Lonely Planet review for Shark's Cove
Shark's Cove is beautiful both above and below the surface. The origin of its name is uncertain, but sharks are no more common here than anywhere else on the island. It's part of the Pupukea Marine Life Conservation District, dedicated to conserving the unusual coral reef here, noteworthy because of its resistance to the impact of big winter waves. From May to October, when the seas are generally calm, it offers great snorkeling and diving.
Turtles are commonly sighted and often crawl up onto the ledges so that the waves and smaller fishes can clean their shells of algae. A fair number of beginning divers take lessons here, while the underwater caves and caverns will thrill advanced divers.
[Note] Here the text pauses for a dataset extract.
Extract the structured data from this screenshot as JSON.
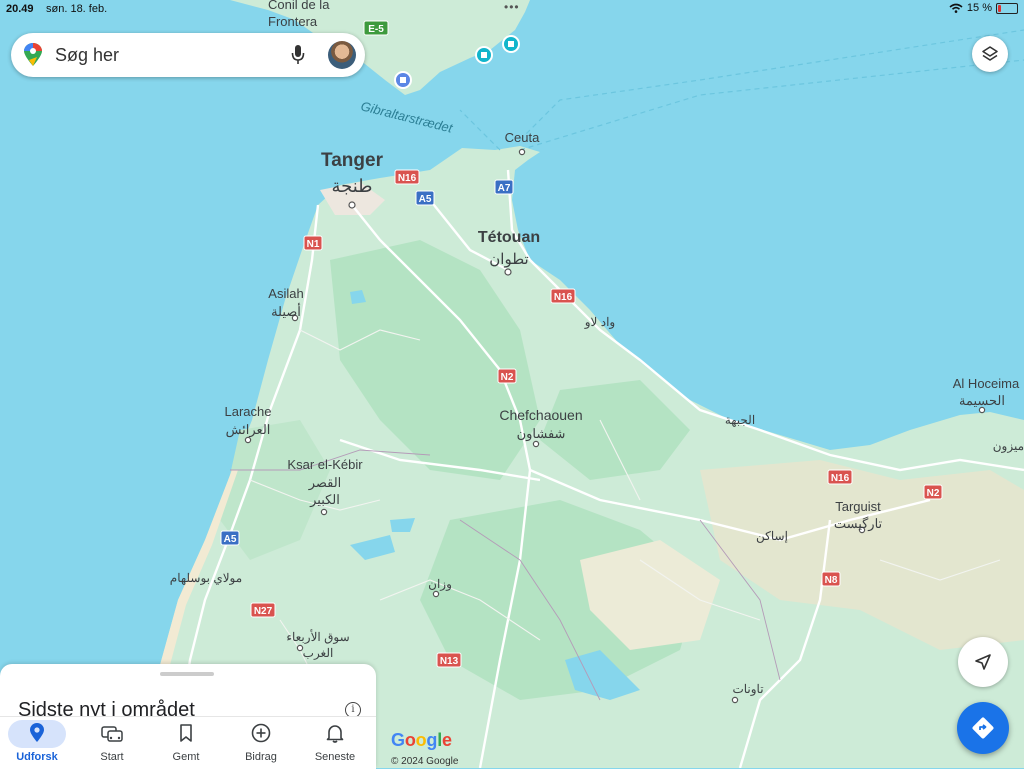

The caves can be found around the cove's northeast point. There have been a number of drownings in these caves, and divers in particular should only explore them with a local expert. Most caves have little natural light, and if sediment is stirred up from swells, the result can be zero visibility and disorientation.
The large boulders out on the end of the point to the far right of the cove are said to be followers of Pele, the volcano goddess. As an honor, she gave them immortality by turning them to stone.